When one is engaged in a craft based art, a frequent question becomes, “How long did it take you to make that?” With the idea more time spent, the more value obtained, rather like the electrician’s bill.
But here is the thing. The craft is essential, a mark of something finely considered, made via a deep experience with methods and materials. It has value, unless you compare it with goods made in China or other competitive places and sold en masse at low cost outlets.
Your average audience is not equipped to contemplate the difference between skillfully (albeit hastily) stitched pretty things, and your MFA differentiated specialty. Your loss.
When I speak to folks about why some of my work is so relatively expensive (heck, I am not world famous like Mr Picasso), I can only offer up what my vision of art is.
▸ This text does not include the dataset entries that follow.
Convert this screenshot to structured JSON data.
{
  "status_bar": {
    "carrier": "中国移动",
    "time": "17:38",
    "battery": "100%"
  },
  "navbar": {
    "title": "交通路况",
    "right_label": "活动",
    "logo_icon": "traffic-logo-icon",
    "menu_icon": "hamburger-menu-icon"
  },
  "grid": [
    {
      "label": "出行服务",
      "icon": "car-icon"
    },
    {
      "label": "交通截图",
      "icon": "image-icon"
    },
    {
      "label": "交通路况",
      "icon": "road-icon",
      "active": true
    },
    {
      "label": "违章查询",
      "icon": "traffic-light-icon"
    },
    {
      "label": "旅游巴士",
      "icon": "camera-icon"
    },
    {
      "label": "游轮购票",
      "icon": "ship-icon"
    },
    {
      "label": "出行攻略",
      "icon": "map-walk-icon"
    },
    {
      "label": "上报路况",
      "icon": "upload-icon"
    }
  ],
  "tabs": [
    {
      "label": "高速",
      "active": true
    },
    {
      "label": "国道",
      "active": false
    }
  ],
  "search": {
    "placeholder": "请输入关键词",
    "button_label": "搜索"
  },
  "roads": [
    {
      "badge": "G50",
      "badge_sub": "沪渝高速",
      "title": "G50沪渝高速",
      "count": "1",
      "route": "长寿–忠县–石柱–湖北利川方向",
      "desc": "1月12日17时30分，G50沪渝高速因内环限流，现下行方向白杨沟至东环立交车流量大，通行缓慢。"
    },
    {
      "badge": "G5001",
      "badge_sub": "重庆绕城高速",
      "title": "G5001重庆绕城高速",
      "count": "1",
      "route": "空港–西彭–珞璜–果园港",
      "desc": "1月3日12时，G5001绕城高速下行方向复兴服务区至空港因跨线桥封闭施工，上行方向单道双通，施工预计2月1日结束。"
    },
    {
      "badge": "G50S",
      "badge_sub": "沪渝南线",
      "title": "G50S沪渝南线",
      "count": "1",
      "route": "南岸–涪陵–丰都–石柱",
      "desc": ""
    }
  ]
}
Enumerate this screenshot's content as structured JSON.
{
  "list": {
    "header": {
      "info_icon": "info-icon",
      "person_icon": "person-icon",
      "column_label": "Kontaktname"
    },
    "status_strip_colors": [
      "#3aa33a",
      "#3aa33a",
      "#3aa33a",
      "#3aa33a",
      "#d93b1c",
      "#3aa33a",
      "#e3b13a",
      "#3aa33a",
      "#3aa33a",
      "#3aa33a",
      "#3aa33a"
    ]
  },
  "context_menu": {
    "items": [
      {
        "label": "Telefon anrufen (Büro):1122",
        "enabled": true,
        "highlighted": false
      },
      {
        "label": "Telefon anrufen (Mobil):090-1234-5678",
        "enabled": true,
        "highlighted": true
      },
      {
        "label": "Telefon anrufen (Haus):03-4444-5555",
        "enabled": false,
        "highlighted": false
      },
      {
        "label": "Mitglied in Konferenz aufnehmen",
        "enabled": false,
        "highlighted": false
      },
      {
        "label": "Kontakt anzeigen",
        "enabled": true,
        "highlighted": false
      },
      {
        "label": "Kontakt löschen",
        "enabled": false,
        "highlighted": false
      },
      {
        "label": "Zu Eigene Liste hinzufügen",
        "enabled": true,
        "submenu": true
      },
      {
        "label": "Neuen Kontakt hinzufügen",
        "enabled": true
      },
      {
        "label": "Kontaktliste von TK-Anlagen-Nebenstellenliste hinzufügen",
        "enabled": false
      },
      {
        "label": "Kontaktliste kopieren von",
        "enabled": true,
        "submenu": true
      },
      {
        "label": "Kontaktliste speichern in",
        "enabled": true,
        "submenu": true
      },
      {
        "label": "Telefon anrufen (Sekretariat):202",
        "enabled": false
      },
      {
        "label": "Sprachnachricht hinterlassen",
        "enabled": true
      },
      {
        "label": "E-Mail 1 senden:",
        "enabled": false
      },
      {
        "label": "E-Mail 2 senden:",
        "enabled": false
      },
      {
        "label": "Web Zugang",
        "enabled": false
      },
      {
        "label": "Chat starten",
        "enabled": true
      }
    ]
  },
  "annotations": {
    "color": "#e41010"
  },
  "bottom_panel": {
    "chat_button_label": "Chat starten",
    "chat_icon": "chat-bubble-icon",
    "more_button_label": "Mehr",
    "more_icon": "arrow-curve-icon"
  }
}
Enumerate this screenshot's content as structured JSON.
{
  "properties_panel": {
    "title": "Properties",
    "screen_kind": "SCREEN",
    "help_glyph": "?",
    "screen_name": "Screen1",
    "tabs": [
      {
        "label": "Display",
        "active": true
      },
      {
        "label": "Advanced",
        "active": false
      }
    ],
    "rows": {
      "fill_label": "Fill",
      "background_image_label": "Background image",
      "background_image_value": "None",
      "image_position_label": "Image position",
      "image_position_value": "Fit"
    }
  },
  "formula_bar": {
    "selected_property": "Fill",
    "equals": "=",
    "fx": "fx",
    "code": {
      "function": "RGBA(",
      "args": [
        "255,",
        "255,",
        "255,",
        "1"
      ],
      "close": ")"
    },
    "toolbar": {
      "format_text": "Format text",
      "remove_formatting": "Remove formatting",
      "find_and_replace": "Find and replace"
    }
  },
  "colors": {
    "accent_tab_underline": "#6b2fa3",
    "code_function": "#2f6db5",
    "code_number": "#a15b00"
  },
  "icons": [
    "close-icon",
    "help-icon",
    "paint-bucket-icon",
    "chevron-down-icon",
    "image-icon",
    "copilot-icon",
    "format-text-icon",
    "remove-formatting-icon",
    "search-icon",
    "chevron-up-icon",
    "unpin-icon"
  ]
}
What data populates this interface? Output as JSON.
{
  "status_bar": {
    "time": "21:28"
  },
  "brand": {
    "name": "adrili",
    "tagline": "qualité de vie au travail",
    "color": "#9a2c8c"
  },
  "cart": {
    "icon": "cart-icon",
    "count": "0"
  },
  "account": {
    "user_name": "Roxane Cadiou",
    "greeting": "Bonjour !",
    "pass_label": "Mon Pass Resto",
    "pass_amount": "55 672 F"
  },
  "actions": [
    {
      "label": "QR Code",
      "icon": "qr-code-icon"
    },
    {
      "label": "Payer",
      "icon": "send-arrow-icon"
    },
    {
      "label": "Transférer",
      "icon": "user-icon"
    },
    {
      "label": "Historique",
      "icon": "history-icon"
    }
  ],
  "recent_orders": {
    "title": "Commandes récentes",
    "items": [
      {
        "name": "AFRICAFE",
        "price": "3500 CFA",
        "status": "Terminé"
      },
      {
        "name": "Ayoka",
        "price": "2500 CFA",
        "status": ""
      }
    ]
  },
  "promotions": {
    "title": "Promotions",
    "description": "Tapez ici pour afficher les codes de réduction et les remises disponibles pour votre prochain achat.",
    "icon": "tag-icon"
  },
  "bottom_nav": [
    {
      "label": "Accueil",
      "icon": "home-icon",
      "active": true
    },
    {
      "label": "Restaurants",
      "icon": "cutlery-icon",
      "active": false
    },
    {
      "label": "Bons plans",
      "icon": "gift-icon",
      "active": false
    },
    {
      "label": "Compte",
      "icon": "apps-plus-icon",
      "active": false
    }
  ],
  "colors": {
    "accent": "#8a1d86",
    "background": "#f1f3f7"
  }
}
Art is the magic. It is whatever helps the maker to transcend everyday vision into something so meaningful that it takes your breath, or it reiterates your dreams, or it projects you to a different dimension of being.
Your questioner, then, can base her decision as to whether or not to purchase based on any of the following:
how long it took you to make it. This must inevitably be valued at less than her own hourly value at her profession.
or, the relative value of the materials you used (not silk? Why not?)
or, trend. (Sigh)
or, the near orgasmic experience of looking into a world which has real meaning to her (regardless of artist’s intent!)
I write this tonight as I am spending time stitching closed sachets, made of fabric digitally printed to my own design, derived from highly labor intensive tapestries, and stuffing them full of glorious dried lavender. Deep pleasure in the making. Hardly worthwhile to make, based on cost of materials and minimum wage. Selling at $20 each, a huge expense, and a relative loss. I am paying you to buy them: the scent is true glory and magic.
I am with you all the way, Laura.
So well expressed! But you forgot to mention the joy of walking into a room and seeing the brilliant burst of color you have brought to it, the transportation you give us to a world of brightness and whimsey and play. For that I am eternally grateful. Thank you, Laura!
I agree. Your items are beautiful and are well worth your asking price.